Vanessa Quai from Vanuatu.
I believe Music is a powerful tool to Unite different people from everywhere, coming together to experience peace and love for each other and builds a good communication of a human soul to another human soul. For my country and my community, I see Music really does unite my people. We have 80 different islands in our nation and 84 different languages from each islands and its own villages. We don’t understand each other by our different cultures, or even speak the same language. But with Music we all communicate and harmonise with each other. Music doesn’t cause hatred, but causes, peace and love from all of us in my community. Our hearts follow the beat of the Music, doesn’t matter if it’s a secular song, or a gospel song. it just brings pleasure to our feelings and our ears. In my community, the way our people relate with music, is quite different, they like to listen and observe and like a music icon to blow them away with their talents and the style of music. Music makes my people Happy, and dance! it’s like Music is the key to take away their stressful issues, or depression and all other adversity in life. Music is very important for my Community because it encourages young people to develop their own interests of pursuing music or other dreams in life!

Details of winning competition entry recording

Composer - Natasha Senanayake
Lyrics - Natasha Senanayake, Anushka Senanayake and P. M. Haigh
Singers - Natasha Senanayake, Anushka Senanayake and Afrah Saldin
Instrumentalists - Natasha Senanayake (Piano, strings and orchestration), Dilan Rachitha (Tabla), Nishan Daniel (Bass)

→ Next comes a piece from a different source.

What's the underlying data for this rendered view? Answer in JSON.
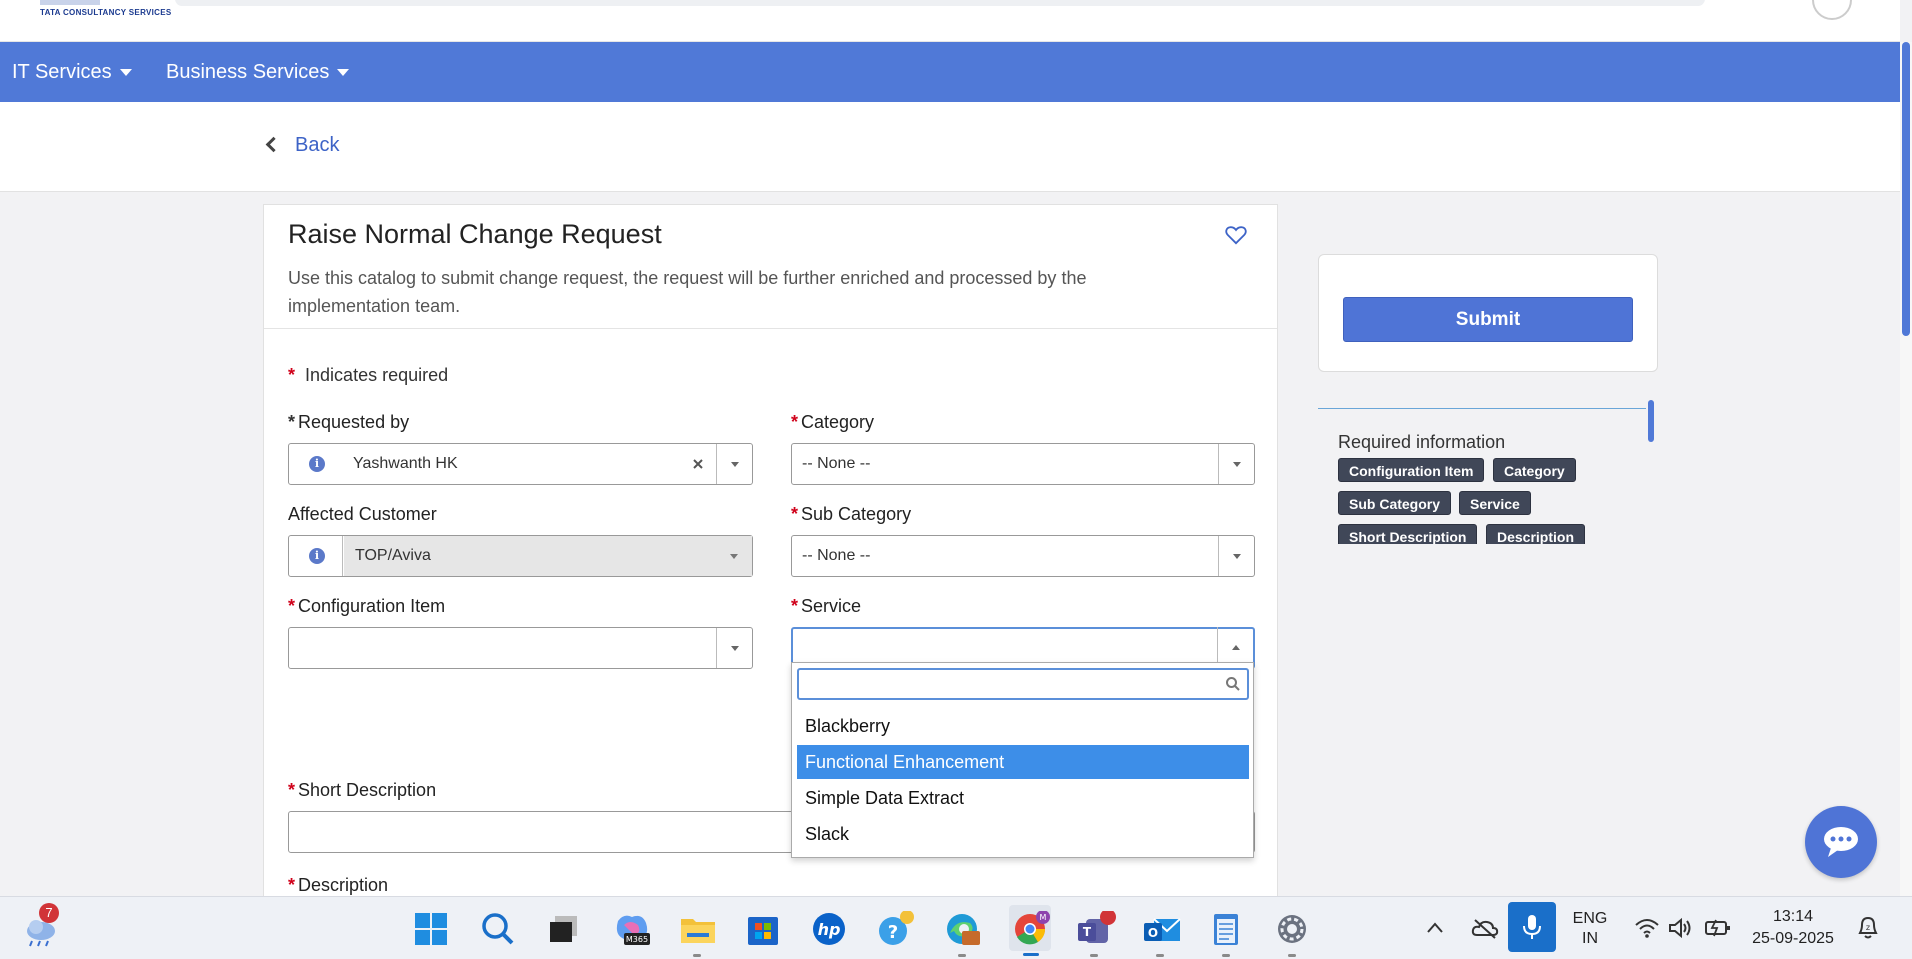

Backing vocals - Evolution (some members of a local choir)
Producer - Hit Factory Studio (Fife road, Colombo 5, Sri Lanka)
Engineer - Nishan Daniel
Place - Hit Factory Studio (Fife road, Colombo 5, Sri Lanka)